I’ve been writing about life-of-Jesus films in one forum or another for about a decade now, and one film I have always wanted to see is Julien Duvivier’s Golgotha (1935) — quite probably the first Jesus film made during the sound era, and thus quite probably the first “talkie” about the life of Christ.
My interest was particularly piqued when I discovered that Franco Zeffirelli, director of Jesus of Nazareth (1977), had said in a book on the making of his own film: “I had seen all the films on Jesus and felt that the most beautiful was the French director Duvivier’s from the late thirties, for which he shot exteriors entirely in Provence.

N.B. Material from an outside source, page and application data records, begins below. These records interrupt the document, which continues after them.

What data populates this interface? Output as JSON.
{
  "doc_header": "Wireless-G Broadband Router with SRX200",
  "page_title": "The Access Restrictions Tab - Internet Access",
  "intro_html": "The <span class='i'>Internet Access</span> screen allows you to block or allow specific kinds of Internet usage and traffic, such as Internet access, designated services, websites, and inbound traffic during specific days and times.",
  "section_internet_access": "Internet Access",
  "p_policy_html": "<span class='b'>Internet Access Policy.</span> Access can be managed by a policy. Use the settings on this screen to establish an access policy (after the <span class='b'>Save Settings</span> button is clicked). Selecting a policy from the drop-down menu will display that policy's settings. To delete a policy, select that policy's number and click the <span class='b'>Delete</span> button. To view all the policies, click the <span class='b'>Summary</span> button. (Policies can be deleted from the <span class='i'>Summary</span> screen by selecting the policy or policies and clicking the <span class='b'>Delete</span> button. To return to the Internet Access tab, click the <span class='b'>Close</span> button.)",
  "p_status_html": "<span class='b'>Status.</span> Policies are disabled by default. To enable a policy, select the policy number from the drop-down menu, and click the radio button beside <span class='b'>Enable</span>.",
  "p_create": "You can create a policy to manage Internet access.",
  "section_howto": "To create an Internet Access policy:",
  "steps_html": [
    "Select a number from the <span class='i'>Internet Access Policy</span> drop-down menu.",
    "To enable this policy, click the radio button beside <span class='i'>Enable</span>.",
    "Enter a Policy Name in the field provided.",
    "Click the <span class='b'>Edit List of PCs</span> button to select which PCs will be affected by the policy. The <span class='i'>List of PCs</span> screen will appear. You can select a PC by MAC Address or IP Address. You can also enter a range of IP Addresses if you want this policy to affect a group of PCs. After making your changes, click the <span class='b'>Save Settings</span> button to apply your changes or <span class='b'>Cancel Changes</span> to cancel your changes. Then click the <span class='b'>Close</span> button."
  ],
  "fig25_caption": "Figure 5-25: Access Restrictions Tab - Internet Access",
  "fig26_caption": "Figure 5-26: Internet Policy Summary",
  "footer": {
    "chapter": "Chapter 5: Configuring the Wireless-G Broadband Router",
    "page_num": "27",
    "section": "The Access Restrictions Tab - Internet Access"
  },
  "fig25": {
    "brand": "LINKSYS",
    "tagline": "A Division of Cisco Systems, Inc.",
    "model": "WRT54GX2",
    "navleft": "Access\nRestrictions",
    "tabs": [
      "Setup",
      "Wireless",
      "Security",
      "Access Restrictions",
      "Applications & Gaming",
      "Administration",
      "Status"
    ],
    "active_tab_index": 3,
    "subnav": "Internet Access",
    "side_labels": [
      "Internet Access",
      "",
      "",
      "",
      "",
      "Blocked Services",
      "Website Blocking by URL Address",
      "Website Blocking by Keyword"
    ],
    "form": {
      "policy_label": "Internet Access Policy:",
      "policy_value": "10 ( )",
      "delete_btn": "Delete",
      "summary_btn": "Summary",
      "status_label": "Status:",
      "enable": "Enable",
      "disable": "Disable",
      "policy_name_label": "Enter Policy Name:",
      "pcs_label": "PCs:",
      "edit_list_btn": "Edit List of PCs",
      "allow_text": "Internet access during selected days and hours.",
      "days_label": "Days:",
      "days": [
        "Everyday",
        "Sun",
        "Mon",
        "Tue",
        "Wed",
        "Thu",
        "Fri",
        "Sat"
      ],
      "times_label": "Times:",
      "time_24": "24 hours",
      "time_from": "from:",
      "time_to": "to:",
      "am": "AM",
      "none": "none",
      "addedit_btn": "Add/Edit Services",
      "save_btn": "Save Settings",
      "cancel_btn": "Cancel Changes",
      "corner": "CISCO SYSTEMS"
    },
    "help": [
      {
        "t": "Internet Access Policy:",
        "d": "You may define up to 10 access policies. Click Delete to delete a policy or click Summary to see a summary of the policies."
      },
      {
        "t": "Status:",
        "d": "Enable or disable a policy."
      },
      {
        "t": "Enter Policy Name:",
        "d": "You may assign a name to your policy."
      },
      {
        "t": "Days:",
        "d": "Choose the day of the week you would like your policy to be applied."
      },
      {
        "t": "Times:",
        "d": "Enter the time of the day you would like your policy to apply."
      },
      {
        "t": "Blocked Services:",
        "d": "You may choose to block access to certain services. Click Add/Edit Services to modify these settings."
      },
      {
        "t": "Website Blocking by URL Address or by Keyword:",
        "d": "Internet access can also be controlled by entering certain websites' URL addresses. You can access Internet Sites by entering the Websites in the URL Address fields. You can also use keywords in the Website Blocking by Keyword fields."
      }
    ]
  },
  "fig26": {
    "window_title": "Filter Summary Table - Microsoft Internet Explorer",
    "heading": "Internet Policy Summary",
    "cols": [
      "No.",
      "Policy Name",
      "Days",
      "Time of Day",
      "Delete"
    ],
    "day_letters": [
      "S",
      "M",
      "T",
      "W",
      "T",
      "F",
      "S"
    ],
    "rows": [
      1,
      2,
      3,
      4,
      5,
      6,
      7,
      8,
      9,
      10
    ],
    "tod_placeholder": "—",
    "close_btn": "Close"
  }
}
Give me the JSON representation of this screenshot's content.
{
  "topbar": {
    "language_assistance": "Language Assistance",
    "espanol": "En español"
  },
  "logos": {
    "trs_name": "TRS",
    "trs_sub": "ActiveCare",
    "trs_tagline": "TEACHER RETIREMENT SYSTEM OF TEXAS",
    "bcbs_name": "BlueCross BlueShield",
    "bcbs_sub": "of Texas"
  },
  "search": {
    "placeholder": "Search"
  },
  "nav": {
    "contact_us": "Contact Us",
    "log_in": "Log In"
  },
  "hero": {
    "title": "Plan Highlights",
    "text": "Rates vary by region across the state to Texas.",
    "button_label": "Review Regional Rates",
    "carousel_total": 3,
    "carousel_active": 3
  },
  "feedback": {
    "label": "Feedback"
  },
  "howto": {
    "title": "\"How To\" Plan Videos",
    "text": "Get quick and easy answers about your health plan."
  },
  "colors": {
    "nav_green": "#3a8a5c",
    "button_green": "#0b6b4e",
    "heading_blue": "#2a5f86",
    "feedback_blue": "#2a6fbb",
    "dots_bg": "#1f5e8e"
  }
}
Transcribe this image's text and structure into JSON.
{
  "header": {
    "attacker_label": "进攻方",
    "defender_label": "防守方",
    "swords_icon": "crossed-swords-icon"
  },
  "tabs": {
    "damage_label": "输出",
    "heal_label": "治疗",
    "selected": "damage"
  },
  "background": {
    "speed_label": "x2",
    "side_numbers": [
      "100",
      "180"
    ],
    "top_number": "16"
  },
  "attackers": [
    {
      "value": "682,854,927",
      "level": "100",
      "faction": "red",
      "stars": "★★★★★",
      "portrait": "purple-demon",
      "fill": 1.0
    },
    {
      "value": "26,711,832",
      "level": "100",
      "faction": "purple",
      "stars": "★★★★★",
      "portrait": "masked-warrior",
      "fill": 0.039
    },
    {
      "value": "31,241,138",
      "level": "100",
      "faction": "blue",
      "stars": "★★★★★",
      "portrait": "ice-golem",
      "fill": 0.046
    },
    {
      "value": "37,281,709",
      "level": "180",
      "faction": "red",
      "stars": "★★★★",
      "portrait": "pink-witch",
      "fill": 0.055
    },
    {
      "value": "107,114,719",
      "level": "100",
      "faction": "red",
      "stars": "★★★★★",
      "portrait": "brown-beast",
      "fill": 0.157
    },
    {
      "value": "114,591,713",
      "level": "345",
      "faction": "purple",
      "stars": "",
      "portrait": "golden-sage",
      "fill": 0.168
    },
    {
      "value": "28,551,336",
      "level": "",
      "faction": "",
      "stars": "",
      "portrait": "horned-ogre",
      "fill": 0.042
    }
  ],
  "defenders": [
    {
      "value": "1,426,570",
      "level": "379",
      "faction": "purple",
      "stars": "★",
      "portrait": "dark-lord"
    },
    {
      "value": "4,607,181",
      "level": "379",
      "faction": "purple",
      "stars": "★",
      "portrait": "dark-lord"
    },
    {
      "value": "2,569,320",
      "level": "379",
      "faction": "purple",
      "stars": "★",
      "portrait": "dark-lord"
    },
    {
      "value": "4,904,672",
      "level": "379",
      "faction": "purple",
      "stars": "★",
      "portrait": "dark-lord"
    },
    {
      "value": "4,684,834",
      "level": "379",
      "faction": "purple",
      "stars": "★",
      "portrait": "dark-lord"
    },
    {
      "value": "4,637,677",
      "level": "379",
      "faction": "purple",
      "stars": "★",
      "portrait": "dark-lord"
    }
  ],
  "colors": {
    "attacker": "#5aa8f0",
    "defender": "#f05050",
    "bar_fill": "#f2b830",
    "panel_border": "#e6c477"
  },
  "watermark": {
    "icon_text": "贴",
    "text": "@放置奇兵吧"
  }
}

A bare hour and a half of film.”
Alas, the film, being French and religious and 70 years old and not very well known, is virtually impossible to find on video, at least in North America — and thus, most articles and books about Jesus films, including mine, have tended to jump straight from the 1920s (which reached its peak with Cecil B. DeMille’s The King of Kings; my review) to the 1950s (when a church organization produced The Day of Triumph, the first English-language sound film in this genre) or the 1960s (when Nicholas Ray directed King of Kings, the first major-studio sound film in this genre).
So of course I am rather envious of my friend Matthew Page, who lives in England, and who somehow found a copy, a review of which he has just posted here. Lucky man.